- Move the whole tripod setup farther back into the library. Re-situating a large, heavily laden tripod only takes a minute to do, but it does cause a distraction. Birds don’t wait around for you, so I attempt that move only after I get in the first few shots. I was glad I did not take the time to move the gear because the Sharpie perched less than a minute.
(NOTE: I love the quality and precision of prime lenses, but for situations like this I wish I had a quality zoom lens. Canon makes a 200-400 F/4L zoom lens with a built-in 1.4x extender, giving the lens a range of 280-560mm (f/5.6) on my full frame DSLR. This means optimal versatility when out in the field photographing birds, especially in situations where it is difficult or unwise to move the camera or attach or detach an extender. (NOTE: One day I plan to rent this lens. It is ridiculously expensive to purchase…$10,999!)
Photographing Birds in Falling Snow
Snow flakes can float down gently or fall fast and furious. To capture them, you need to decide what look you want and adjust the exposure settings appropriately. The slower the shutter and the faster the snowfall, the more fog-like blurring and streaking you will see.

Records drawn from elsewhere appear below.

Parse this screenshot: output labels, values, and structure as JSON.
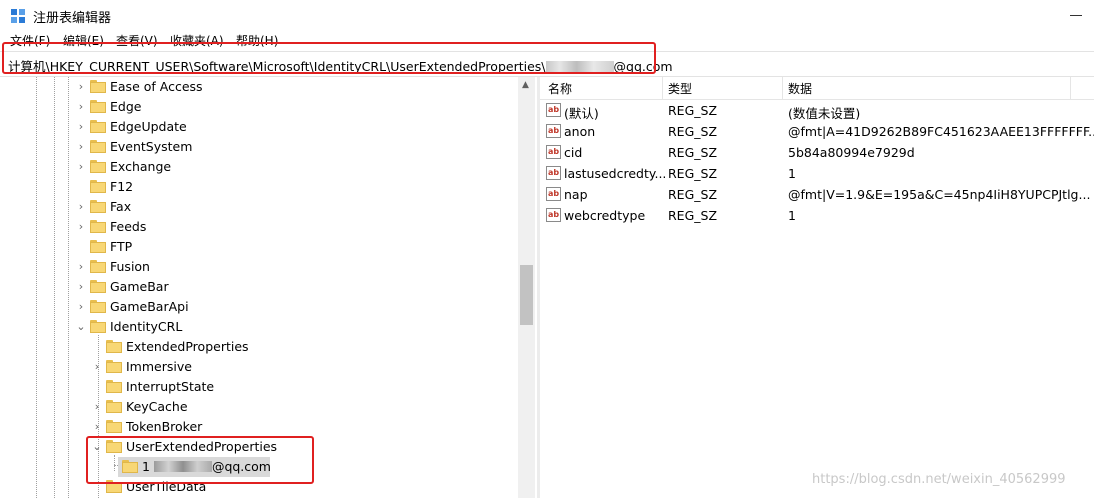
{
  "window": {
    "title": "注册表编辑器"
  },
  "menu": [
    "文件(F)",
    "编辑(E)",
    "查看(V)",
    "收藏夹(A)",
    "帮助(H)"
  ],
  "address": {
    "prefix": "计算机\\HKEY_CURRENT_USER\\Software\\Microsoft\\IdentityCRL\\UserExtendedProperties\\",
    "suffix": "@qq.com"
  },
  "tree": [
    {
      "label": "Ease of Access",
      "expand": "›"
    },
    {
      "label": "Edge",
      "expand": "›"
    },
    {
      "label": "EdgeUpdate",
      "expand": "›"
    },
    {
      "label": "EventSystem",
      "expand": "›"
    },
    {
      "label": "Exchange",
      "expand": "›"
    },
    {
      "label": "F12",
      "expand": ""
    },
    {
      "label": "Fax",
      "expand": "›"
    },
    {
      "label": "Feeds",
      "expand": "›"
    },
    {
      "label": "FTP",
      "expand": ""
    },
    {
      "label": "Fusion",
      "expand": "›"
    },
    {
      "label": "GameBar",
      "expand": "›"
    },
    {
      "label": "GameBarApi",
      "expand": "›"
    },
    {
      "label": "IdentityCRL",
      "expand": "⌄"
    },
    {
      "label": "ExtendedProperties",
      "expand": ""
    },
    {
      "label": "Immersive",
      "expand": "›"
    },
    {
      "label": "InterruptState",
      "expand": ""
    },
    {
      "label": "KeyCache",
      "expand": "›"
    },
    {
      "label": "TokenBroker",
      "expand": "›"
    },
    {
      "label": "UserExtendedProperties",
      "expand": "⌄"
    },
    {
      "label_prefix": "1",
      "label_suffix": "@qq.com",
      "expand": ""
    },
    {
      "label": "UserTileData",
      "expand": ""
    }
  ],
  "list": {
    "headers": {
      "name": "名称",
      "type": "类型",
      "data": "数据"
    },
    "rows": [
      {
        "name": "(默认)",
        "type": "REG_SZ",
        "data": "(数值未设置)"
      },
      {
        "name": "anon",
        "type": "REG_SZ",
        "data": "@fmt|A=41D9262B89FC451623AAEE13FFFFFFF..."
      },
      {
        "name": "cid",
        "type": "REG_SZ",
        "data": "5b84a80994e7929d"
      },
      {
        "name": "lastusedcredty...",
        "type": "REG_SZ",
        "data": "1"
      },
      {
        "name": "nap",
        "type": "REG_SZ",
        "data": "@fmt|V=1.9&E=195a&C=45np4IiH8YUPCPJtlg..."
      },
      {
        "name": "webcredtype",
        "type": "REG_SZ",
        "data": "1"
      }
    ]
  },
  "watermark": "https://blog.csdn.net/weixin_40562999",
  "colors": {
    "highlight": "#e02020",
    "folder": "#f8d775",
    "selection": "#d9d9d9"
  }
}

During this shoot, the snow looked picturesque (big, soft, feathery ice crystals) and fell fast. I kept the telephoto flash on bracket turned on because heavy cloud cover darkened the scene and I needed some fill light to reach my preferred aperture and ISO. The shutter speed was set to the camera’s flash maximum sync speed of 1/250 second. The flash did a good job of illuminating the scene but flash will not freeze motion if there significant ambient light on the scene. In addition, the notoriously shallow depth of field on the 500mm lens was blurring the snowflakes in front of and behind the Sharpie.
End result: The camera captured a few snow flakes that look like round unattractive blotches. The flash illuminated the large snow flakes in the foreground, causing those splotches to stand out the most.
On-The-Job Training and Hindsight
Take-away from this shoot: Lots to things prepare for when photographing birds in the snow. I’m hoping that all this on-the-job training and hindsight will eventually translate into better bird photography.
(NOTE: Flash has been an essential tool to photograph birds this winter. Per our local weatherman’s blog (Bill Steffen), “….between Dec 1-18, 2016, SW Michigan had only 2 hours and 41 minutes of sunshine, or 8.9 minutes per day…. Jan 15 was only the 4th day since Nov. 29th with more than 45% of possible sunshine. Twenty-six of the last forty-five days have had zero sunshine…not even a minute.”)